Customized discovery consists of a list of VSAN and domain pairs that are selectively configured to initiate a discovery. Use the custom-list option to initiate this discovery. The domain ID is a number from 0 to 255 in decimal or a number from 0x0 to 0xFF in hex.

Initiating Customized Discovery

To initiate a customized discovery, perform this task:

Command
Purpose

switch# discover custom-list add vsan vsan-id domain domain-id

Adds the specified entry to the custom list.

switch# discover custom-list delete vsan vsan-id domain domain-id

Deletes the specified domain ID from the custom list.


Displaying SCSI LUN Information

Use the show scsi-target and show fcns database commands to display the results of the discovery.

The following example displays the discovered targets:

switch# show scsi-target status  
discovery completed 


Note This command takes several minutes to complete, especially if the fabric is large or if several devices are slow to respond.


The following example displays the FCNS database:

switch# show fcns database 

The following example displays the SCSI target disks:

switch# show scsi-target disk  

The following example displays the discovered LUNs on all operating systems:

switch# show scsi-target lun os all 

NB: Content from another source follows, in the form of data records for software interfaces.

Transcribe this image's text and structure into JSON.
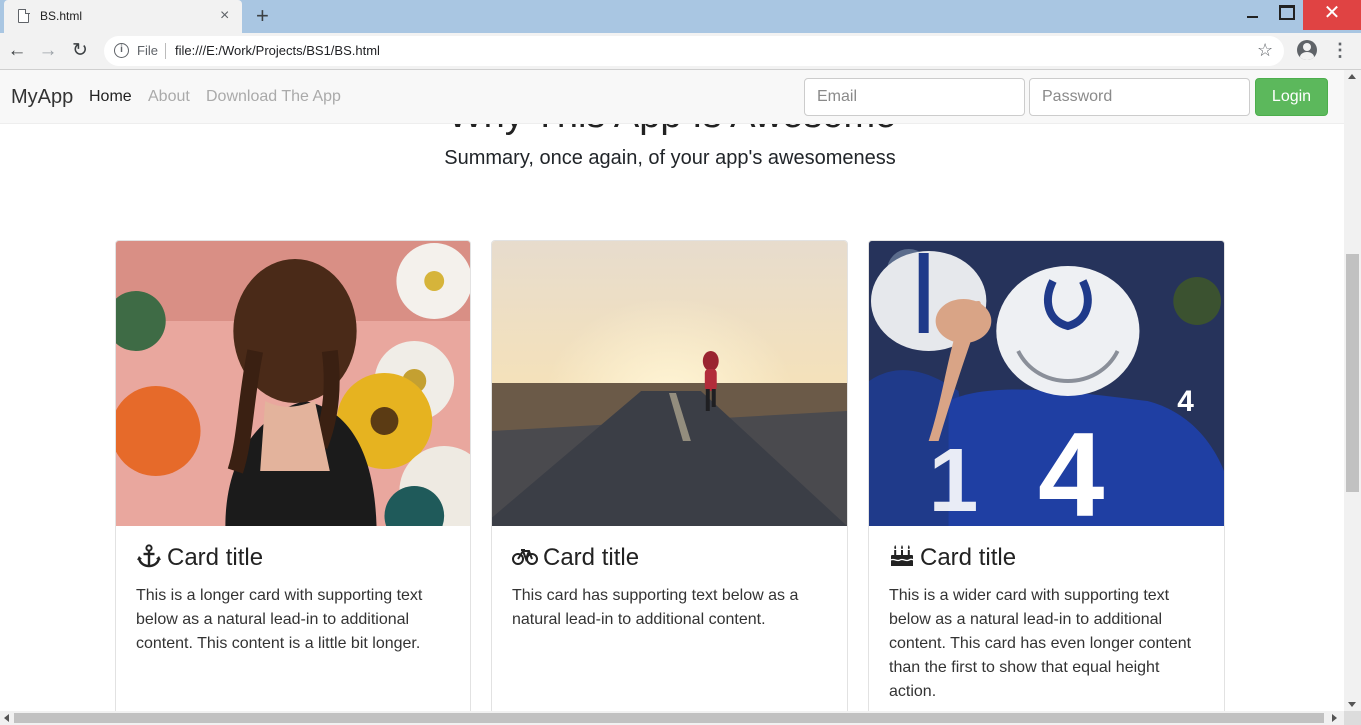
{
  "browser": {
    "tab_title": "BS.html",
    "tab_close_glyph": "×",
    "new_tab_glyph": "+",
    "close_window_glyph": "✕",
    "scheme_label": "File",
    "url": "file:///E:/Work/Projects/BS1/BS.html"
  },
  "navbar": {
    "brand": "MyApp",
    "links": [
      {
        "label": "Home",
        "active": true
      },
      {
        "label": "About",
        "active": false
      },
      {
        "label": "Download The App",
        "active": false
      }
    ],
    "email_placeholder": "Email",
    "password_placeholder": "Password",
    "login_label": "Login",
    "login_color": "#5cb85c"
  },
  "section": {
    "heading": "Why This App Is Awesome",
    "lead": "Summary, once again, of your app's awesomeness"
  },
  "cards": [
    {
      "icon": "anchor-icon",
      "title": "Card title",
      "text": "This is a longer card with supporting text below as a natural lead-in to additional content. This content is a little bit longer."
    },
    {
      "icon": "bicycle-icon",
      "title": "Card title",
      "text": "This card has supporting text below as a natural lead-in to additional content."
    },
    {
      "icon": "birthday-cake-icon",
      "title": "Card title",
      "text": "This is a wider card with supporting text below as a natural lead-in to additional content. This card has even longer content than the first to show that equal height action."
    }
  ]
}
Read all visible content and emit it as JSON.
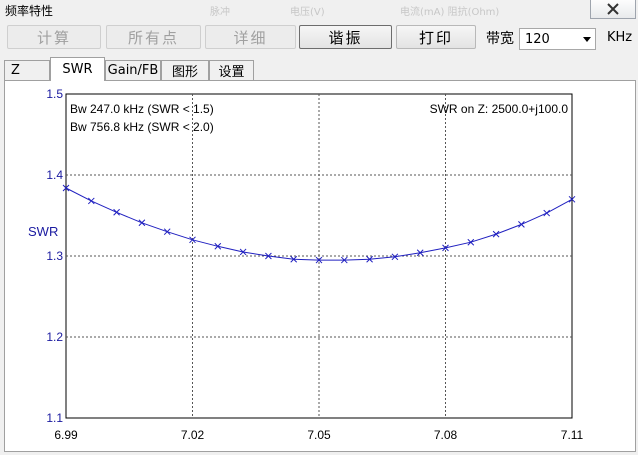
{
  "window": {
    "title": "频率特性",
    "ghost_text": [
      "脉冲",
      "电压(V)",
      "电流(mA) 阻抗(Ohm)"
    ]
  },
  "toolbar": {
    "buttons": [
      {
        "label": "计算",
        "enabled": false
      },
      {
        "label": "所有点",
        "enabled": false
      },
      {
        "label": "详细",
        "enabled": false
      },
      {
        "label": "谐振",
        "enabled": true
      },
      {
        "label": "打印",
        "enabled": true
      }
    ],
    "bandwidth_label": "带宽",
    "bandwidth_value": "120",
    "bandwidth_unit": "KHz"
  },
  "tabs": [
    {
      "label": "Z",
      "active": false
    },
    {
      "label": "SWR",
      "active": true
    },
    {
      "label": "Gain/FB",
      "active": false
    },
    {
      "label": "图形",
      "active": false
    },
    {
      "label": "设置",
      "active": false
    }
  ],
  "chart_data": {
    "type": "line",
    "ylabel": "SWR",
    "xlabel": "",
    "xlim": [
      6.99,
      7.11
    ],
    "ylim": [
      1.1,
      1.5
    ],
    "x_ticks": [
      "6.99",
      "7.02",
      "7.05",
      "7.08",
      "7.11"
    ],
    "y_ticks": [
      "1.5",
      "1.4",
      "1.3",
      "1.2",
      "1.1"
    ],
    "grid": true,
    "annotations": {
      "left": [
        "Bw 247.0 kHz (SWR < 1.5)",
        "Bw 756.8 kHz (SWR < 2.0)"
      ],
      "right": "SWR on Z: 2500.0+j100.0"
    },
    "series": [
      {
        "color": "#2020c0",
        "marker": "x",
        "x": [
          6.99,
          6.996,
          7.002,
          7.008,
          7.014,
          7.02,
          7.026,
          7.032,
          7.038,
          7.044,
          7.05,
          7.056,
          7.062,
          7.068,
          7.074,
          7.08,
          7.086,
          7.092,
          7.098,
          7.104,
          7.11
        ],
        "y": [
          1.384,
          1.368,
          1.354,
          1.341,
          1.33,
          1.32,
          1.312,
          1.305,
          1.3,
          1.296,
          1.295,
          1.295,
          1.296,
          1.299,
          1.304,
          1.31,
          1.317,
          1.327,
          1.339,
          1.353,
          1.37
        ]
      }
    ]
  }
}
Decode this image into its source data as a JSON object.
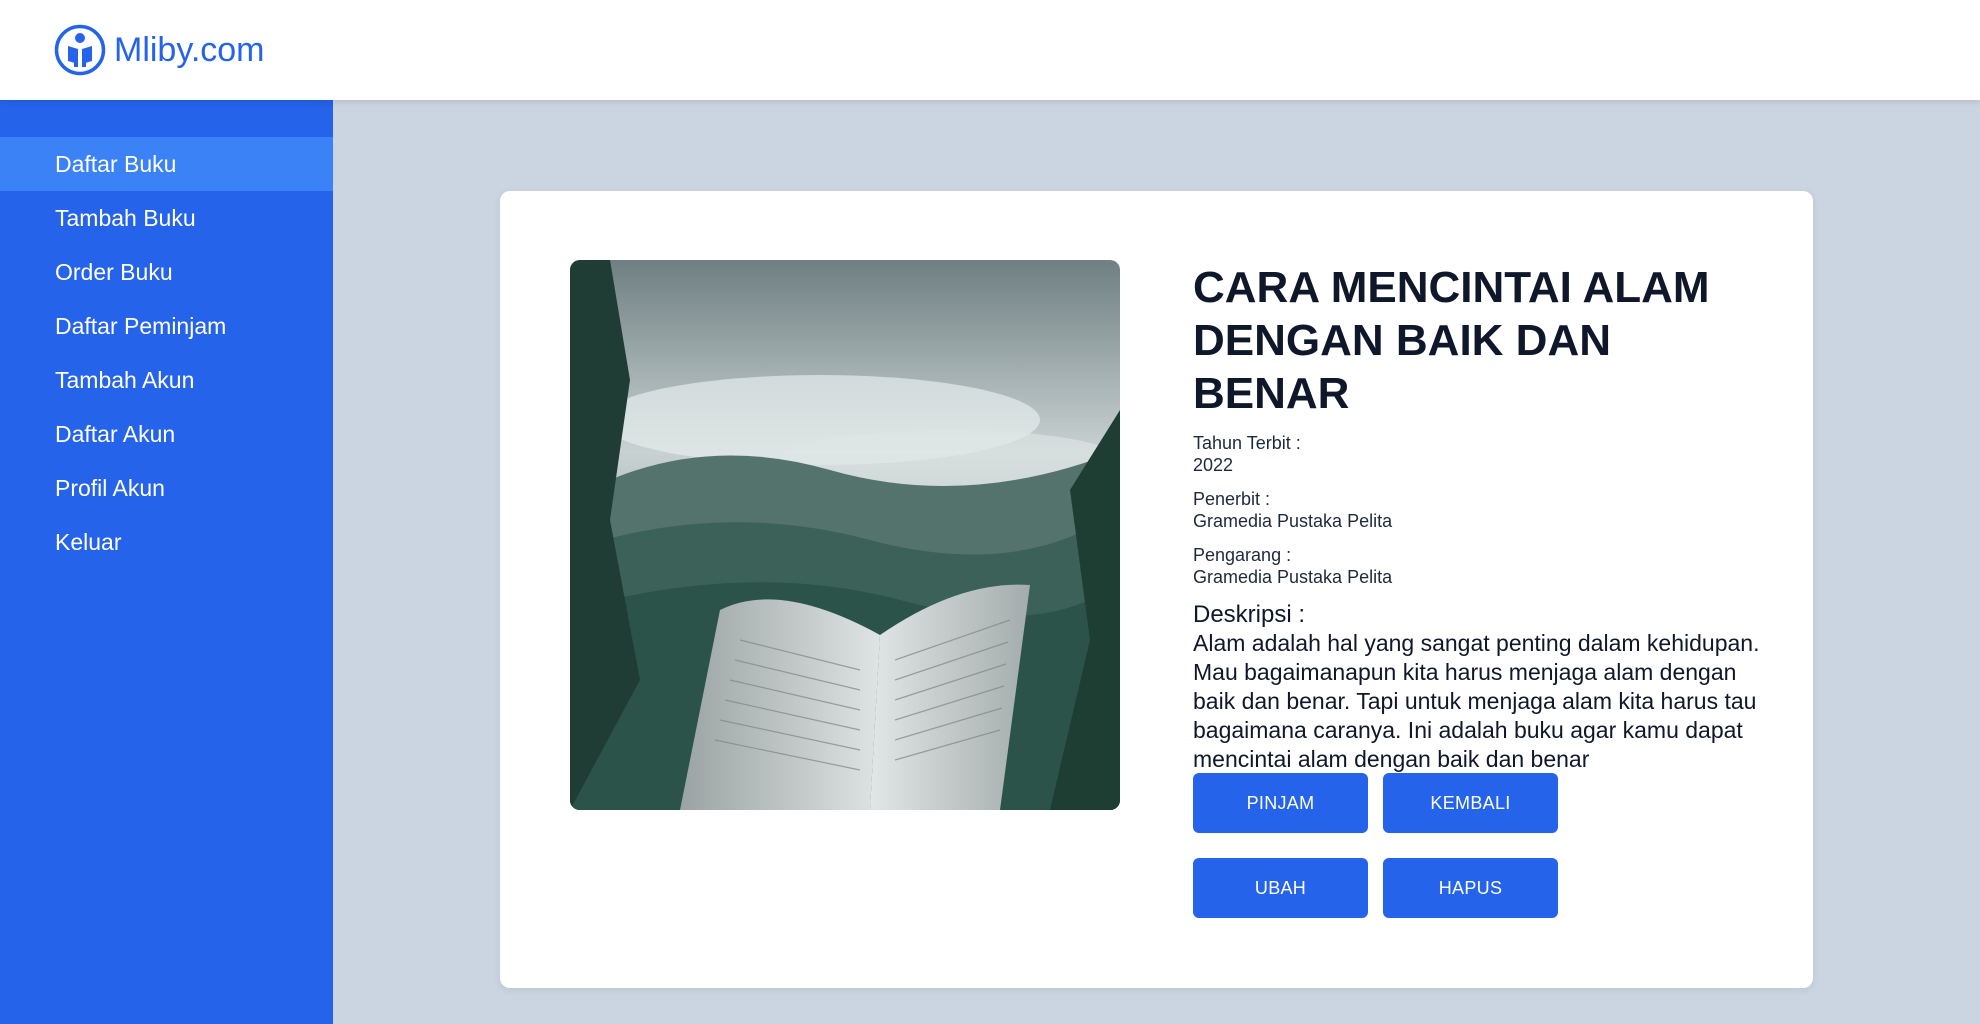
{
  "brand": {
    "name": "Mliby.com",
    "icon": "reader-logo-icon",
    "color": "#2563eb"
  },
  "sidebar": {
    "items": [
      {
        "label": "Daftar Buku",
        "active": true
      },
      {
        "label": "Tambah Buku"
      },
      {
        "label": "Order Buku"
      },
      {
        "label": "Daftar Peminjam"
      },
      {
        "label": "Tambah Akun"
      },
      {
        "label": "Daftar Akun"
      },
      {
        "label": "Profil Akun"
      },
      {
        "label": "Keluar"
      }
    ]
  },
  "book": {
    "title": "CARA MENCINTAI ALAM DENGAN BAIK DAN BENAR",
    "year_label": "Tahun Terbit :",
    "year": "2022",
    "publisher_label": "Penerbit :",
    "publisher": "Gramedia Pustaka Pelita",
    "author_label": "Pengarang :",
    "author": "Gramedia Pustaka Pelita",
    "description_label": "Deskripsi :",
    "description": "Alam adalah hal yang sangat penting dalam kehidupan. Mau bagaimanapun kita harus menjaga alam dengan baik dan benar. Tapi untuk menjaga alam kita harus tau bagaimana caranya. Ini adalah buku agar kamu dapat mencintai alam dengan baik dan benar"
  },
  "actions": {
    "borrow": "PINJAM",
    "return": "KEMBALI",
    "edit": "UBAH",
    "delete": "HAPUS"
  },
  "colors": {
    "primary": "#2563eb",
    "active_nav": "#3b82f6",
    "background": "#cbd5e1"
  }
}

The following example displays the port WWN that is assigned to each operating system (Windows, AIX, Solaris, Linux, or HPUX):

switch# show scsi-target pwwn